k. Reed Valves. The reed valves control the intake and output of the
During the suction stroke, the following occurs:
(a) The intake is pulled down allowing the air to be drawn into the
(b) The exhaust or output valve is pulled closed to prevent drawing air
in from the tubing and storage tank.
During the compression stroke, the following occurs:
(a) The intake valve is pushed closed.
(b) The exhaust or output valve is pushed open.
(3) These valves are made of a spring steel that is appropriate for the
strength of the suction and pressure of this specific compressor.
l. Induction Motor. The induction motor requires two capacitors. These
capacitors create greater starting torque due to the phase shift.
THEORY OF OPERATION
The operation of the compressor consists of two cycles: the pumping cycle and
the purging cycle. During the pumping cycle, the compressor compresses intake air,
cools it, directs it through a drying chamber where a desiccant removes any water
vapor, and passes it into a storage tank (also called a pressure tank). Refer to figure
1-1. When the pressure in the storage tank reaches 80 psi, the compressor stops and
the purging cycle begins. During the purging cycle, a portion of the dry compressed air
in the storage tank is bled back through the drying tank to the atmosphere. This
expanded dry air reabsorbs any moisture from the desiccant and carries it out into the
atmosphere. When the pressure in the storage tank decreases to 60 psi, the
compressor again starts, and the pumping cycle begins. These two cycles continue to
automatically take place during operations of the compressor. Throughout both cycles,
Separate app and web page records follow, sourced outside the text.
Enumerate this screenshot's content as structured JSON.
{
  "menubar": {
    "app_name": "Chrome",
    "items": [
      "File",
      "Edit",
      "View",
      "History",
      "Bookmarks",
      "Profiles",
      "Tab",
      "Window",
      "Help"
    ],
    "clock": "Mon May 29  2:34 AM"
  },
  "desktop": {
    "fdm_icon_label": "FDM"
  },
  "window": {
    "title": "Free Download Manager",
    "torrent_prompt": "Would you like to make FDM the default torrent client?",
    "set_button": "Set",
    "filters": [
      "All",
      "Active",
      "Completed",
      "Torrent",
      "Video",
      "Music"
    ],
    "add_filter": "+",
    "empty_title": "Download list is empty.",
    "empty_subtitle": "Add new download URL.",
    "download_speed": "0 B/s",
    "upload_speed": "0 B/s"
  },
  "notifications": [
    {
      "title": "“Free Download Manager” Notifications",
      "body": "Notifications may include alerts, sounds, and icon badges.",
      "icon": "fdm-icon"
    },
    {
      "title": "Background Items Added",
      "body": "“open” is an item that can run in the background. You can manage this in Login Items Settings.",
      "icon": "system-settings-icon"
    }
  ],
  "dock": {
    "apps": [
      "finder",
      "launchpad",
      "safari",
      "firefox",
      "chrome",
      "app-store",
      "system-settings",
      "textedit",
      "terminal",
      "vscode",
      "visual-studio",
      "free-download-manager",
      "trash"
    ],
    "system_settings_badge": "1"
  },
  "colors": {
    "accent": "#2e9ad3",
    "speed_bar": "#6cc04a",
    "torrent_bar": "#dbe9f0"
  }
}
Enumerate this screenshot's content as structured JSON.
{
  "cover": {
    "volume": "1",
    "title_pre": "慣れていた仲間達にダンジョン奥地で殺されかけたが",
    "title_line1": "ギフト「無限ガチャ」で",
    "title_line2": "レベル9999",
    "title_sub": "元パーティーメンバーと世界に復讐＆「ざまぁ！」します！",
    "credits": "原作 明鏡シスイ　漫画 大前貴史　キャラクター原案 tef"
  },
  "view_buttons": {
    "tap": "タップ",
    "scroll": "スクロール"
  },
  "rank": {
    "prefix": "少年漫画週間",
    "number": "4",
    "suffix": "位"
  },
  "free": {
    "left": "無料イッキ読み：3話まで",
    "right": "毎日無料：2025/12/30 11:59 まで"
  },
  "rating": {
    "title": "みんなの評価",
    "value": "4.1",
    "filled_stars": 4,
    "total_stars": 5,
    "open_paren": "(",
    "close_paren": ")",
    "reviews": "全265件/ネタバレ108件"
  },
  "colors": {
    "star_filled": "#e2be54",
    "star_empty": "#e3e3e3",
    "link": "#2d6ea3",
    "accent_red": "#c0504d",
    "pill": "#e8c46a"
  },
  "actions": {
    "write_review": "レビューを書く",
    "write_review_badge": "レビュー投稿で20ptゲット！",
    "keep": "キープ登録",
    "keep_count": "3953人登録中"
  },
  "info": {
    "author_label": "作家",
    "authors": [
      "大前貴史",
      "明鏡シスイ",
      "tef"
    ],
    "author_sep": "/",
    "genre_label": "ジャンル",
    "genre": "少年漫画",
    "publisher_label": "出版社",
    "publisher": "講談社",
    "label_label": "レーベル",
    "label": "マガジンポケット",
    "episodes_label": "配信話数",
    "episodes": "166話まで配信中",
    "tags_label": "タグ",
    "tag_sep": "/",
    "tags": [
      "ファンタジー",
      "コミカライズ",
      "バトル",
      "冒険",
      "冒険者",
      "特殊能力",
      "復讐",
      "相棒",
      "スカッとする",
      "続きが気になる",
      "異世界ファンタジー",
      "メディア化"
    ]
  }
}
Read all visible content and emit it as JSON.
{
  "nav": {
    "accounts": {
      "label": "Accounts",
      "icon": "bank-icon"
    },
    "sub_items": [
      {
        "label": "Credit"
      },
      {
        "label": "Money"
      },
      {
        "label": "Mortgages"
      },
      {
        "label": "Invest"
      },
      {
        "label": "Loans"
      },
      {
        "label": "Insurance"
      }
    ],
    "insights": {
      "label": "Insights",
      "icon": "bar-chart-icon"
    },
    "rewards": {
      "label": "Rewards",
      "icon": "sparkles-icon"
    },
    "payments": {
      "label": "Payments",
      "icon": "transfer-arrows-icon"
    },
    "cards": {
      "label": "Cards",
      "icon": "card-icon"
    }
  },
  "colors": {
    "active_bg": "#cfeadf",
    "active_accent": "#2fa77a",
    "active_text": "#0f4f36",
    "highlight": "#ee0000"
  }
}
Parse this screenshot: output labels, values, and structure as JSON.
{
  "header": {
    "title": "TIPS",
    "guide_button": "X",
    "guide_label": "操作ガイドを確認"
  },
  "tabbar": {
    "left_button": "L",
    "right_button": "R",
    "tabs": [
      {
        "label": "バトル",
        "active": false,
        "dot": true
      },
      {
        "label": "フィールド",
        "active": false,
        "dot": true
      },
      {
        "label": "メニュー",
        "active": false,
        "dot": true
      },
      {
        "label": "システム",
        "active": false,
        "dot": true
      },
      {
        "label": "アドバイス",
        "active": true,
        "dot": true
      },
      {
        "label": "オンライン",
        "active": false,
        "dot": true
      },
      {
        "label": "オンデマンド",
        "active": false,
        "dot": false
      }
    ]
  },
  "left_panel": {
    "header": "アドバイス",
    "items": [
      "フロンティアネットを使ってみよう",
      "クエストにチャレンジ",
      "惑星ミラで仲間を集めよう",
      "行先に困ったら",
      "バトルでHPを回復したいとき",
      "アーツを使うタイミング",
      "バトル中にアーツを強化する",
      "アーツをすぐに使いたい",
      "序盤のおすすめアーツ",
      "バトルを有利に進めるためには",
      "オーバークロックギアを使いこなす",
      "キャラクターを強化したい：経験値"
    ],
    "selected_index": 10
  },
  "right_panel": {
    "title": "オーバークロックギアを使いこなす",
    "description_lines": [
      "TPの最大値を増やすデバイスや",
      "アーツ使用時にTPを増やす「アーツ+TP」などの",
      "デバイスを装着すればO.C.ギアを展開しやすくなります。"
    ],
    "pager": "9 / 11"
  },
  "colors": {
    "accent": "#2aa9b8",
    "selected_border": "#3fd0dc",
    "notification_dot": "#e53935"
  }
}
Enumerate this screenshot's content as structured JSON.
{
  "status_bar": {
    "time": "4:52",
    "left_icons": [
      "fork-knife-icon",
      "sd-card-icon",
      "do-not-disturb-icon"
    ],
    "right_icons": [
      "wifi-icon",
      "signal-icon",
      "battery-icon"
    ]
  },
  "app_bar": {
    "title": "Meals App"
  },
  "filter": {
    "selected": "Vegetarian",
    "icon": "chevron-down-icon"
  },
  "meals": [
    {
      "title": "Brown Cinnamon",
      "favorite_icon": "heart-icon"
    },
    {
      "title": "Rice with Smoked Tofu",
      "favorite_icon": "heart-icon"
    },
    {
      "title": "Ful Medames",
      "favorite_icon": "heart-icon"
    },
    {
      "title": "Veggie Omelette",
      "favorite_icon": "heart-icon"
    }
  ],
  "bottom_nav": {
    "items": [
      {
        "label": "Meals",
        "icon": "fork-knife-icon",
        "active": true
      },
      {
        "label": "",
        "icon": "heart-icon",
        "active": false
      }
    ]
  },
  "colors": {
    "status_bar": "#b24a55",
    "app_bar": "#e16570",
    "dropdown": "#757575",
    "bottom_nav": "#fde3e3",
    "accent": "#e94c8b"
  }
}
the cooling coil fan runs continuously, and the dry compressed air in the storage tank is
supplied to the Dental Operating and Treatment Unit.
a. Pumping Cycle. Initially, with no pressure in the storage tank, the action of
the pressure switch closes the unloader valve and the pressure switch contacts that are
in series with the compressor motor. Refer to figure 1-3.